Supervisors raise electricity rates |

Supervisors raise electricity rates

Amanda Hammon, Appeal Staff Writer

Carson City supervisors raised electric bills in Carson City by 1/2 percent this week.

While the anticipated increase will cost the average residential customer 37 cents a month, large manufacturers in the community will be facing additional costs in excess of $500 a month.

For example, Wyman-Gordan, manufacturer of stainless-steel aerospace parts, has an electric bill of about $50,000 a month, said Jim Nicosia, human resources manager. The 1/2 percent increase will cost the company an extra $3,000 a year.

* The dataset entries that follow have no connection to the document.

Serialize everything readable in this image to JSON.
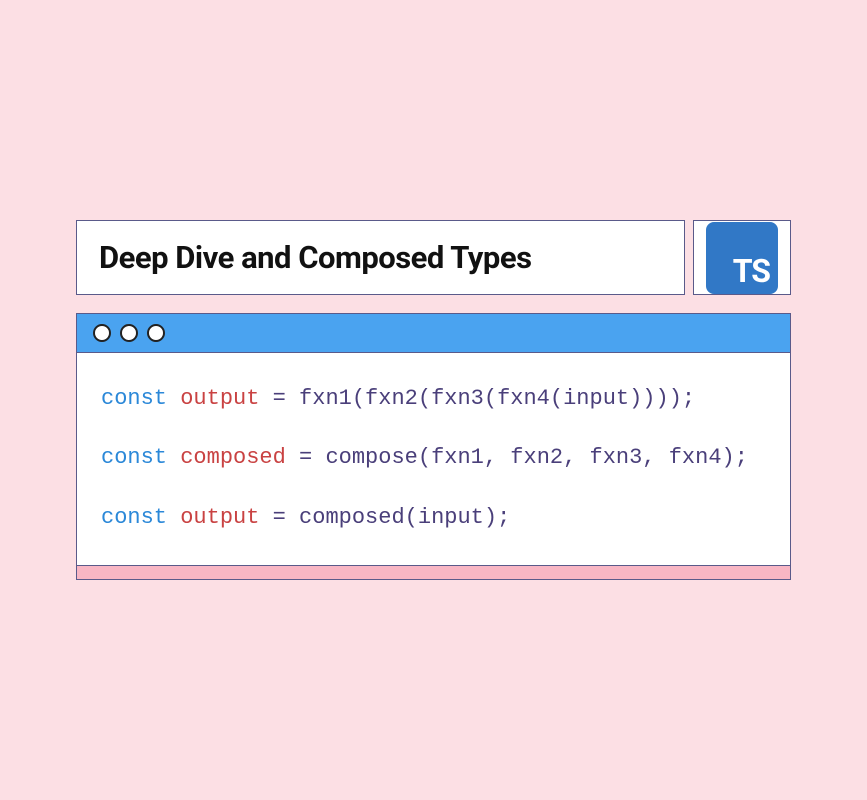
{
  "header": {
    "title": "Deep Dive and Composed Types",
    "logo_text": "TS"
  },
  "code": {
    "line1": {
      "kw": "const",
      "var": "output",
      "eq": " = ",
      "rest": "fxn1(fxn2(fxn3(fxn4(input))));"
    },
    "line2": {
      "kw": "const",
      "var": "composed",
      "eq": " = ",
      "rest": "compose(fxn1, fxn2, fxn3, fxn4);"
    },
    "line3": {
      "kw": "const",
      "var": "output",
      "eq": " = ",
      "rest": "composed(input);"
    }
  }
}
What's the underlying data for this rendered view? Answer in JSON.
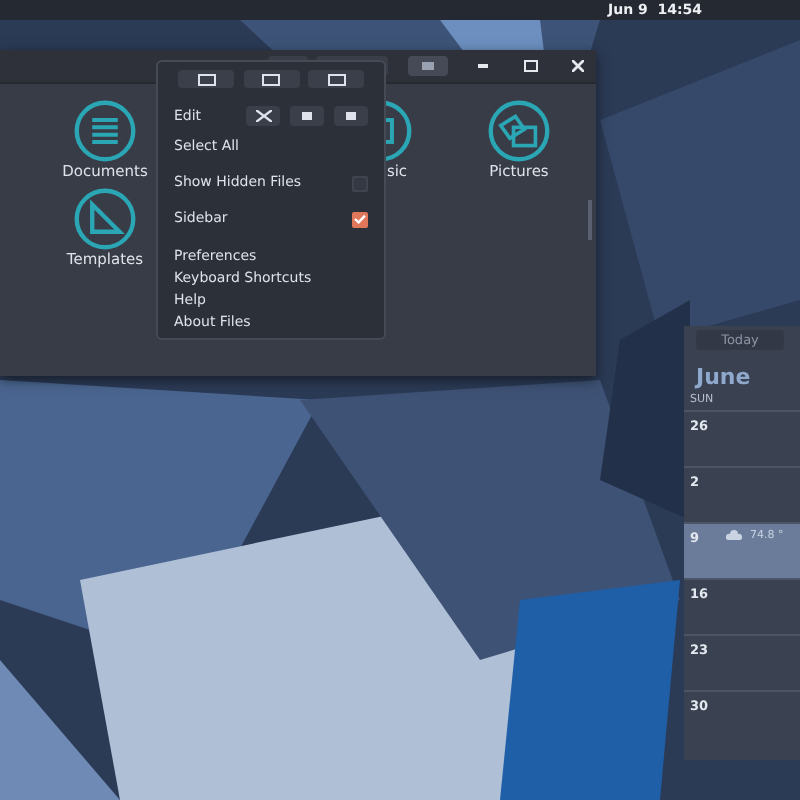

“I cannot increase costs and taxes,” Nicosia said. “My ability to increase costs is exactly the opposite. Buyers are demanding and getting reductions in costs. Sales are the same, but what I can charge is diminishing. It doesn’t take a lot of imagination to see what happens.”

Supervisors approved 4-1 the increase as part of a renegotiation to Sierra Pacific’s franchise agreement. However, they switched the 2.5 percent franchise fee to a business license fee, which will allow the city to raise the fee 1 percent a year up to 5 percent.

Previously, the city had to wait for previously agreed upon negotiation periods with Sierra Pacific to raise the fee.

The fee is expected to generate an extra $250,000 per year for the city.

Mayor Ray Masayko voted against the fee increase.

City supervisors in March balanced their $45 million budget on $410,000 of anticipated hikes to electric, gas and water and sewer rates. Masayko says city leaders didn’t try hard enough to cut internal costs before raising utility fees.

Larry Osborne, chief executive officer of the Carson City Area Chamber of Commerce, argued against utility-fee increases in a time when “the economy isn’t robust and booming.”

“We’re not opening more businesses,” he said. “We also know there are businesses closing. It ain’t going to get any better.”

He urged city leaders to “tighten the belt” before continuing to look at increased fees and taxes.

In August, supervisors approved a 1 percent toll fee for water and sewer that will raise around $90,000 for the city’s general fund.

Other fee increases supervisors may consider include:

— a 1/2 percent increase in franchise fees for gas bills. In April, a Southwest Gas spokesmen said the direct, pass through tax would cost about 39 cents a month extra on each residential bill.

— a $3.43 a month fee to fund a $20 million storm drainage system. The charge will be higher — in some cases thousands of dollars higher — for commercial businesses with lots of buildings and asphalt in their parking lots.

— the city’s first sewer and water rate study in 12 years, which could lead to Carson’s first sewer-water rate hike in seven years. A committee is expected to have report on what the rate hike will cost in November.

Meanwhile, City Manager John Berkich ordered community development officials to hold off for 60 to 90 days before preparing for a potential increase of planning fees.

A review of Carson City’s planning fees shows the community development department only recoups $37,000 of the $865,000 it costs the department to process everything from special use permits to subdivision maps. A study of fee-related services shows Carson City taxpayer dollars subsidize a variety of development permits between 95 percent and 100 percent.